[TASK GOAL]:
Type out every line below exactly as it reads.

---

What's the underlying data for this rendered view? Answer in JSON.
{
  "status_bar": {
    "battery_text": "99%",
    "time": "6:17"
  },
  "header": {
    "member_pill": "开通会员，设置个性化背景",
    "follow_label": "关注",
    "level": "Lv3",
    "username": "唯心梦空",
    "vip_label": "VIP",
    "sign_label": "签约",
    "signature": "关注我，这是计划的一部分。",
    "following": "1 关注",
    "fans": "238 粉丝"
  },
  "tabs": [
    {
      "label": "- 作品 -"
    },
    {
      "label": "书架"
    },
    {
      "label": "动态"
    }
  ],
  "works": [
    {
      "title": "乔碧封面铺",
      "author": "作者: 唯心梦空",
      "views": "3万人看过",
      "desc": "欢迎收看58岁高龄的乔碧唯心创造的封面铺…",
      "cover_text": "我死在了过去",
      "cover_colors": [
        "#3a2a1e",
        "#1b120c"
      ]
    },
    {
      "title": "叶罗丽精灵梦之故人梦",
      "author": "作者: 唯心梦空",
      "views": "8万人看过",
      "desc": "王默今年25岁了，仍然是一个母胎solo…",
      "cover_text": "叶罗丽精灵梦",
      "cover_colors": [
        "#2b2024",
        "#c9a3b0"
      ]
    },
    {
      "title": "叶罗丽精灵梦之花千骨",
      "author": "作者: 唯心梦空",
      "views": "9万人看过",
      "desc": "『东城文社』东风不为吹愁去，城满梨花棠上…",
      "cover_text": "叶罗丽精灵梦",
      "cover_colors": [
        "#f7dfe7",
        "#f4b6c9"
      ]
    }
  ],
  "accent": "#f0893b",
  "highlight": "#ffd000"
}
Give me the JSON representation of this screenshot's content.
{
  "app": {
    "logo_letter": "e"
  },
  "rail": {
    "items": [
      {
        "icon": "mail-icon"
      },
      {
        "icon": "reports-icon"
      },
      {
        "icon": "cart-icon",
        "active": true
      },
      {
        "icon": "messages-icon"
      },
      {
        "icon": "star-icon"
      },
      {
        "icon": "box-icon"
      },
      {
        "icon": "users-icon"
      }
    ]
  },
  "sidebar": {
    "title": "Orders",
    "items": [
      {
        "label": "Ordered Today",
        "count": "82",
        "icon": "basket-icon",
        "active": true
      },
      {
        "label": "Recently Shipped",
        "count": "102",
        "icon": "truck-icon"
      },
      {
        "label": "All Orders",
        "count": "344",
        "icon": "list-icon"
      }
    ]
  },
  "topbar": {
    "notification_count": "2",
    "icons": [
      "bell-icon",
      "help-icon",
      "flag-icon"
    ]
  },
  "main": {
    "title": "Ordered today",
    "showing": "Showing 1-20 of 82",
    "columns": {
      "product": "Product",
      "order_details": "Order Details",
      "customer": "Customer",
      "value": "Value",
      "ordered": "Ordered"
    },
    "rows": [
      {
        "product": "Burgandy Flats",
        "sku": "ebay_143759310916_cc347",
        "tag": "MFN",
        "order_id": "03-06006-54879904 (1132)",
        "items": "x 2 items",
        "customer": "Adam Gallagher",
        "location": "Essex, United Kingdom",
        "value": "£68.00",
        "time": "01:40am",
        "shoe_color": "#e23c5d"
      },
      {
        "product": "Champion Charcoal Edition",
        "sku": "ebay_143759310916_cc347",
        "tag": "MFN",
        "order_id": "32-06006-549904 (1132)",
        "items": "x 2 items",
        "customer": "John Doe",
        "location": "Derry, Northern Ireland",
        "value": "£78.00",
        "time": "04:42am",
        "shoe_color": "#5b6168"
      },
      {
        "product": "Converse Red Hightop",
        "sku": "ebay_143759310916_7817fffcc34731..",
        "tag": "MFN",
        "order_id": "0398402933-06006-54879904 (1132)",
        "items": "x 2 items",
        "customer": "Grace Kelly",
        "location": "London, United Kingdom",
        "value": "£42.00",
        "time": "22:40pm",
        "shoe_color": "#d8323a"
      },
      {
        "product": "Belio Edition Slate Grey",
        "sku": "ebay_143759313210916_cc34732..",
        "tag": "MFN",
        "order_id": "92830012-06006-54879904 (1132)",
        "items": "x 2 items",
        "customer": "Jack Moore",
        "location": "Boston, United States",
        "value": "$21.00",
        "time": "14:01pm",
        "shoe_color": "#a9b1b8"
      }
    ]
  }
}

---

[RESULT]:
What's the underlying data for this rendered view? Answer in JSON.
{
  "status_bar": {
    "battery_text": "99%",
    "time": "6:17"
  },
  "header": {
    "member_pill": "开通会员，设置个性化背景",
    "follow_label": "关注",
    "level": "Lv3",
    "username": "唯心梦空",
    "vip_label": "VIP",
    "sign_label": "签约",
    "signature": "关注我，这是计划的一部分。",
    "following": "1 关注",
    "fans": "238 粉丝"
  },
  "tabs": [
    {
      "label": "- 作品 -"
    },
    {
      "label": "书架"
    },
    {
      "label": "动态"
    }
  ],
  "works": [
    {
      "title": "乔碧封面铺",
      "author": "作者: 唯心梦空",
      "views": "3万人看过",
      "desc": "欢迎收看58岁高龄的乔碧唯心创造的封面铺…",
      "cover_text": "我死在了过去",
      "cover_colors": [
        "#3a2a1e",
        "#1b120c"
      ]
    },
    {
      "title": "叶罗丽精灵梦之故人梦",
      "author": "作者: 唯心梦空",
      "views": "8万人看过",
      "desc": "王默今年25岁了，仍然是一个母胎solo…",
      "cover_text": "叶罗丽精灵梦",
      "cover_colors": [
        "#2b2024",
        "#c9a3b0"
      ]
    },
    {
      "title": "叶罗丽精灵梦之花千骨",
      "author": "作者: 唯心梦空",
      "views": "9万人看过",
      "desc": "『东城文社』东风不为吹愁去，城满梨花棠上…",
      "cover_text": "叶罗丽精灵梦",
      "cover_colors": [
        "#f7dfe7",
        "#f4b6c9"
      ]
    }
  ],
  "accent": "#f0893b",
  "highlight": "#ffd000"
}
Give me the JSON representation of this screenshot's content.
{
  "app": {
    "logo_letter": "e"
  },
  "rail": {
    "items": [
      {
        "icon": "mail-icon"
      },
      {
        "icon": "reports-icon"
      },
      {
        "icon": "cart-icon",
        "active": true
      },
      {
        "icon": "messages-icon"
      },
      {
        "icon": "star-icon"
      },
      {
        "icon": "box-icon"
      },
      {
        "icon": "users-icon"
      }
    ]
  },
  "sidebar": {
    "title": "Orders",
    "items": [
      {
        "label": "Ordered Today",
        "count": "82",
        "icon": "basket-icon",
        "active": true
      },
      {
        "label": "Recently Shipped",
        "count": "102",
        "icon": "truck-icon"
      },
      {
        "label": "All Orders",
        "count": "344",
        "icon": "list-icon"
      }
    ]
  },
  "topbar": {
    "notification_count": "2",
    "icons": [
      "bell-icon",
      "help-icon",
      "flag-icon"
    ]
  },
  "main": {
    "title": "Ordered today",
    "showing": "Showing 1-20 of 82",
    "columns": {
      "product": "Product",
      "order_details": "Order Details",
      "customer": "Customer",
      "value": "Value",
      "ordered": "Ordered"
    },
    "rows": [
      {
        "product": "Burgandy Flats",
        "sku": "ebay_143759310916_cc347",
        "tag": "MFN",
        "order_id": "03-06006-54879904 (1132)",
        "items": "x 2 items",
        "customer": "Adam Gallagher",
        "location": "Essex, United Kingdom",
        "value": "£68.00",
        "time": "01:40am",
        "shoe_color": "#e23c5d"
      },
      {
        "product": "Champion Charcoal Edition",
        "sku": "ebay_143759310916_cc347",
        "tag": "MFN",
        "order_id": "32-06006-549904 (1132)",
        "items": "x 2 items",
        "customer": "John Doe",
        "location": "Derry, Northern Ireland",
        "value": "£78.00",
        "time": "04:42am",
        "shoe_color": "#5b6168"
      },
      {
        "product": "Converse Red Hightop",
        "sku": "ebay_143759310916_7817fffcc34731..",
        "tag": "MFN",
        "order_id": "0398402933-06006-54879904 (1132)",
        "items": "x 2 items",
        "customer": "Grace Kelly",
        "location": "London, United Kingdom",
        "value": "£42.00",
        "time": "22:40pm",
        "shoe_color": "#d8323a"
      },
      {
        "product": "Belio Edition Slate Grey",
        "sku": "ebay_143759313210916_cc34732..",
        "tag": "MFN",
        "order_id": "92830012-06006-54879904 (1132)",
        "items": "x 2 items",
        "customer": "Jack Moore",
        "location": "Boston, United States",
        "value": "$21.00",
        "time": "14:01pm",
        "shoe_color": "#a9b1b8"
      }
    ]
  }
}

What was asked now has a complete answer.